Surprisingly enough, he followed her directions, never once uttering another word or even a complaint of pain as they made their way into her family's home. However, when she went to move him to the stairs to take him up to one of the guest bedrooms, he shook her idea off, instead nodding to the open front parlor. Obliging his wishes, Elizabeth took him into the ground floor room. If he wanted to sleep on an uncomfortable couch, who was she to argue?
Several minutes later, he was situated and resting, and she was fluttering about the downstairs gathering supplies to take care of the wounded soldier. Although she was surely not a doctor herself, because of their limited staff of help, she had assisted the physicians at
the hospital during their various surgeries, and she knew what to do in order to take care of Yankee. Unfortunately, though, her ministrations would be lacking any form of medication. The South was low enough already on drugs as it was, and she knew there was no way she'd be able to find something to use now that the city had been abandoned.
Preparing to tend to the still unnamed man, she knelt down beside him, lifting a pair of sewing shears to cut away his uniform. But, before her hand could even make one incision, his fingers stilled upon hers, drawing her attention up to his face. It was the first time she had really looked at the stranger, and she knew it was a moment she would never forget.
There were various levels of attraction a woman could experience with a man. Butterflies if she liked him, shivers and trembles if she believed him to be handsome, and, even though she had never experienced it herself, Elizabeth knew that there was such a thing as sparks, as fireworks. However, never before had she anticipated sharing such a life altering moment with a man who was, in all likelihood, forbidden to her, but it happened with the Captain lying on her settee nonetheless.
"Thank you," he whispered, their gazes catching, locking, smoldering.
"You're welcome, Captain…"
"Captain Morgan," the Union officer filled in for her, smiling tenderly, deliriously. "Jason Morgan."

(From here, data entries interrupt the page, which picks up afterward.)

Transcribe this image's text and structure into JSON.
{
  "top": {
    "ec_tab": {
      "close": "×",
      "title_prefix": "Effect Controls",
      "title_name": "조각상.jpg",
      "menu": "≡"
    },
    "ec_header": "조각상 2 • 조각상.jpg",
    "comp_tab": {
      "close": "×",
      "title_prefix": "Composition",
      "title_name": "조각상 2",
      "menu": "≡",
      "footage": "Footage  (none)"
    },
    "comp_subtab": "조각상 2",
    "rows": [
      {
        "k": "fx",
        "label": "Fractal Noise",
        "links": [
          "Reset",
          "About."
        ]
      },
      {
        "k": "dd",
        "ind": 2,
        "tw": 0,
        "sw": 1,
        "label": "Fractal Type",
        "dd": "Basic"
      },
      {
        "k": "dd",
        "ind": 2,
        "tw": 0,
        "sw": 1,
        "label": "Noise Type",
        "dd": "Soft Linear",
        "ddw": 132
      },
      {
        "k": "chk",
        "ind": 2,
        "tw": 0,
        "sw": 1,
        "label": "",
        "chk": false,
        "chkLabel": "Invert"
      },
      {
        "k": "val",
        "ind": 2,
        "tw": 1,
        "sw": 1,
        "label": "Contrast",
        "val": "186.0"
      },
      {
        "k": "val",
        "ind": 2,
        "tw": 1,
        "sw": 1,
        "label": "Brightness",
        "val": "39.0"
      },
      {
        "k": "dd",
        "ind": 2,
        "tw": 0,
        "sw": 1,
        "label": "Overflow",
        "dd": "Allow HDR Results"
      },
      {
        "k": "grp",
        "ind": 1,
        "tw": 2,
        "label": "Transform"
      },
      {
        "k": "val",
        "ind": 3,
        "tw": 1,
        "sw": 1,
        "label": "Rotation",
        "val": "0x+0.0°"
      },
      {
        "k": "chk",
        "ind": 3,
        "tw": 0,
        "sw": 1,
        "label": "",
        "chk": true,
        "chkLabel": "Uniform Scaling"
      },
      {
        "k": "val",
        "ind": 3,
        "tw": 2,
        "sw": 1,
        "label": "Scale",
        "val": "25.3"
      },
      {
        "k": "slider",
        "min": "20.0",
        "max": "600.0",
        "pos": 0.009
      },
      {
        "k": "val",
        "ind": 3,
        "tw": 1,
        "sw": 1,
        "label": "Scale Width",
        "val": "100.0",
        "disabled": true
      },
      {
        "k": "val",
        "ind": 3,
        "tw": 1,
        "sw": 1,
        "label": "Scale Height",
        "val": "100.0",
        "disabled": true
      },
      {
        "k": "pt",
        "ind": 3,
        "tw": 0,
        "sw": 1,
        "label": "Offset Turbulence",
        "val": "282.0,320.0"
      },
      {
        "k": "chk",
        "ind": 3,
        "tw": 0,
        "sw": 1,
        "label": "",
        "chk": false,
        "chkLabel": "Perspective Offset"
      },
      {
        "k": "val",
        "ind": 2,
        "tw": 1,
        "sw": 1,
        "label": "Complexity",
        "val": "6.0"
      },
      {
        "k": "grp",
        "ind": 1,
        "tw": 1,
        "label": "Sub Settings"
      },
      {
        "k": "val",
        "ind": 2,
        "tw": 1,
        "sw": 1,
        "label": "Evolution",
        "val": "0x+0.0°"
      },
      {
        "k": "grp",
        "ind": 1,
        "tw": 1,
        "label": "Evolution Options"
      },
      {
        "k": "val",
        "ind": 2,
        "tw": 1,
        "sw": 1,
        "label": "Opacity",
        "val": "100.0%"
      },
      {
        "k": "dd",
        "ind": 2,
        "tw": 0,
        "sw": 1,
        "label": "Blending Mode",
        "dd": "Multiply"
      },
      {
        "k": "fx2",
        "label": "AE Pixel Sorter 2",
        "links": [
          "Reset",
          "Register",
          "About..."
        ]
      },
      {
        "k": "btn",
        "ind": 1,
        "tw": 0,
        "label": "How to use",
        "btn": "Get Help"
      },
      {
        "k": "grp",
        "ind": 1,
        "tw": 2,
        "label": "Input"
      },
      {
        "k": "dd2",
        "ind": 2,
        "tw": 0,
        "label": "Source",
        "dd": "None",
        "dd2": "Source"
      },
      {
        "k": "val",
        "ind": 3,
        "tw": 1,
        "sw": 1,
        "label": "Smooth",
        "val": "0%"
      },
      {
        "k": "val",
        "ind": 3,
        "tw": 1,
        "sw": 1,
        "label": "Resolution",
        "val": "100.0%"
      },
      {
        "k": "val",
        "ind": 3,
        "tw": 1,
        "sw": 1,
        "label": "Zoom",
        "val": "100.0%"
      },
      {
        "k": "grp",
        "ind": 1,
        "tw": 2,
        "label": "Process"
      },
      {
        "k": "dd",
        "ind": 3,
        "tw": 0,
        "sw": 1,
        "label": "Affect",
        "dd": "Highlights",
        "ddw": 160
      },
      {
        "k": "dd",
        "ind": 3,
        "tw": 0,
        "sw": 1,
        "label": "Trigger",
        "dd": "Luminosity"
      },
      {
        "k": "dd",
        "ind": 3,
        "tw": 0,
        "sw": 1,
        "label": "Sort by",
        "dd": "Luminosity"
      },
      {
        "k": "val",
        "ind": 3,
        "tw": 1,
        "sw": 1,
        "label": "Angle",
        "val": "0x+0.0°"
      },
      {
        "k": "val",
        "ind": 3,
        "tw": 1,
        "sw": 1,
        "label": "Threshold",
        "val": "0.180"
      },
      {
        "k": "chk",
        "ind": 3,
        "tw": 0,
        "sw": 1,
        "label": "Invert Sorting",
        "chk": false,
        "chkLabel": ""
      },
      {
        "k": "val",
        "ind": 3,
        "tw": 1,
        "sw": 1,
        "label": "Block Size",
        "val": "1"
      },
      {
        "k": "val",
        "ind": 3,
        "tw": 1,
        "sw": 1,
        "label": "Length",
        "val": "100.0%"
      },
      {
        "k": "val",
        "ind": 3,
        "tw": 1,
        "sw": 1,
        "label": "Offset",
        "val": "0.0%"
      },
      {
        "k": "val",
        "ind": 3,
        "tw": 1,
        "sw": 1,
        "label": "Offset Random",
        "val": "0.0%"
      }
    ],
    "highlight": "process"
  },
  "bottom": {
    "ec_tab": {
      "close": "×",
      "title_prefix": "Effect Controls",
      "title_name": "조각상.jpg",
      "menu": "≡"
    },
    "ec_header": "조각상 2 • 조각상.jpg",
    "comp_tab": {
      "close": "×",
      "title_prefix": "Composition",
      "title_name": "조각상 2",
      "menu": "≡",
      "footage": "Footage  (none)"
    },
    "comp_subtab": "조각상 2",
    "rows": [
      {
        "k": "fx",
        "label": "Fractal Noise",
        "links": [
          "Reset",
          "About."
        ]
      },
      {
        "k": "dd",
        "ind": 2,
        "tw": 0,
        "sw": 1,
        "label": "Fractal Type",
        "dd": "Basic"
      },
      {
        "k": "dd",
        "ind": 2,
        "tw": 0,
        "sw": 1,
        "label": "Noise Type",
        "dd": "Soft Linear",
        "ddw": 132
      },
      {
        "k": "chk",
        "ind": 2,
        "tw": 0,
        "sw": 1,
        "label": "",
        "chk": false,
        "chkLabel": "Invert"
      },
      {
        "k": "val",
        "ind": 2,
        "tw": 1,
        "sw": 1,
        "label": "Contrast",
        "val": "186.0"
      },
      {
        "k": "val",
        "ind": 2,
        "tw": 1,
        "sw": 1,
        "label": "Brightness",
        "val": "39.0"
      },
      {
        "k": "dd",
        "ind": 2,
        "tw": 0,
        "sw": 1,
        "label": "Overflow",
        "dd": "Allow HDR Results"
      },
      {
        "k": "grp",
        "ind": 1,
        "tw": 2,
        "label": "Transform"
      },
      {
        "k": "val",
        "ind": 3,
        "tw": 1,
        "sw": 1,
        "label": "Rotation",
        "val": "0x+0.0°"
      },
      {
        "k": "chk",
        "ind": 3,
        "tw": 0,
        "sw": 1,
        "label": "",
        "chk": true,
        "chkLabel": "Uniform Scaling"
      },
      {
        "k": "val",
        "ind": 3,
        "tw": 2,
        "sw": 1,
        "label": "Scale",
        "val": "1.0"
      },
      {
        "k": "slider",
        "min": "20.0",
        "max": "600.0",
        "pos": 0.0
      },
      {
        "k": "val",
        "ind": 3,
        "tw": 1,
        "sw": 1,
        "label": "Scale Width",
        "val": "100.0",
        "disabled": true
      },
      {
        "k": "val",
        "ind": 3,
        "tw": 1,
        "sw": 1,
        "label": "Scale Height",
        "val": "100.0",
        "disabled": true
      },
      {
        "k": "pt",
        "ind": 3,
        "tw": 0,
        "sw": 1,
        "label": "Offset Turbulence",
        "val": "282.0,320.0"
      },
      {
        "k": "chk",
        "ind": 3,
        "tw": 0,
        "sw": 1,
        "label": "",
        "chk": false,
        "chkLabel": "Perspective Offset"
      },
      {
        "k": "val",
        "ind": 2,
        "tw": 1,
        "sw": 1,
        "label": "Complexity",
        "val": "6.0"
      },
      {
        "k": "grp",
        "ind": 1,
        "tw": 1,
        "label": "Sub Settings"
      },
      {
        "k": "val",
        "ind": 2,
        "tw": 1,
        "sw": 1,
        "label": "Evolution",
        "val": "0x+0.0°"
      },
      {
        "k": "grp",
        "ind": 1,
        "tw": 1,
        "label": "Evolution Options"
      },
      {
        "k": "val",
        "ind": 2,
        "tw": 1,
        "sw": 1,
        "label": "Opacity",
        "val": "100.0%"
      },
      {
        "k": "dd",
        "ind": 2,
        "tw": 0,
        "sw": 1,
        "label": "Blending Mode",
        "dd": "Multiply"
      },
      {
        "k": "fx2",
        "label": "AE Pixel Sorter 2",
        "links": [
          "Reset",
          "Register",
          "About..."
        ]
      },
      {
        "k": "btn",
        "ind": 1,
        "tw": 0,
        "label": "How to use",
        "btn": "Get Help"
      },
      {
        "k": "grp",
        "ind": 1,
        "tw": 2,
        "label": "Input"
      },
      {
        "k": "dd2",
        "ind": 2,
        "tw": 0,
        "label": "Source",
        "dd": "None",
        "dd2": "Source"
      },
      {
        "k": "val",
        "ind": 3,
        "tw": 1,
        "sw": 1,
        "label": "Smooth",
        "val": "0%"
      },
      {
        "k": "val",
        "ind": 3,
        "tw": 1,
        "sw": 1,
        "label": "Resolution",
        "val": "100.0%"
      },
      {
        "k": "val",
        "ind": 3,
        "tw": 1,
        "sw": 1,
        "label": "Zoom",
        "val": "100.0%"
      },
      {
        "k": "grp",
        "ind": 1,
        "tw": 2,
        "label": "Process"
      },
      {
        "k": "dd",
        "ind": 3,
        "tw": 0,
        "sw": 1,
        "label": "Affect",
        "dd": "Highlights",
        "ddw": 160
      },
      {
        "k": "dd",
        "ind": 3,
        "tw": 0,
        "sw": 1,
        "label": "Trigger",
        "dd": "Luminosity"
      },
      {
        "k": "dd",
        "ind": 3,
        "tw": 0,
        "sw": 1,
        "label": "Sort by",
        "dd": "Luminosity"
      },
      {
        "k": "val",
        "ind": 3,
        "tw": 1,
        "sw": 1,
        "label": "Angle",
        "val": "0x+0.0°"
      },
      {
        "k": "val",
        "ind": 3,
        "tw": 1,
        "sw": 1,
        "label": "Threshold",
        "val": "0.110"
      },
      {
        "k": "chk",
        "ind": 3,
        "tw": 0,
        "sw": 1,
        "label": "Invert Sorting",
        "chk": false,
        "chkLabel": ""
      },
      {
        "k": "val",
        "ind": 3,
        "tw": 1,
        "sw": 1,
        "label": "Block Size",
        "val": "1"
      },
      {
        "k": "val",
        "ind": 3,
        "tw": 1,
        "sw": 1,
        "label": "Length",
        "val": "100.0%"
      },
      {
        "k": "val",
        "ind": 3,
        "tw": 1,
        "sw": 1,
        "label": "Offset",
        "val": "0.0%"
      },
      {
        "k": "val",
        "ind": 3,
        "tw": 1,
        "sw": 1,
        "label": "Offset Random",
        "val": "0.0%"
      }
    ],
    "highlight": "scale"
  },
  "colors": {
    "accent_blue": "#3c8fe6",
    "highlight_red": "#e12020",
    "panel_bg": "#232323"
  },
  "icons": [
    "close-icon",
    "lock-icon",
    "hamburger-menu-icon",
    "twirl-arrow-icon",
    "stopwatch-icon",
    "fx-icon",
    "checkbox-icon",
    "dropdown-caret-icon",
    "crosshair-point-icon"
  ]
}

As the corner of his handsome mouthed quirked up into what could only be described as a dashing, gorgeous grin, Elizabeth figuratively saw flames of desire ricochet between them… just as the city of her birth literally lit up into a fiery inferno.
Oh, yeah. She was definitely in trouble.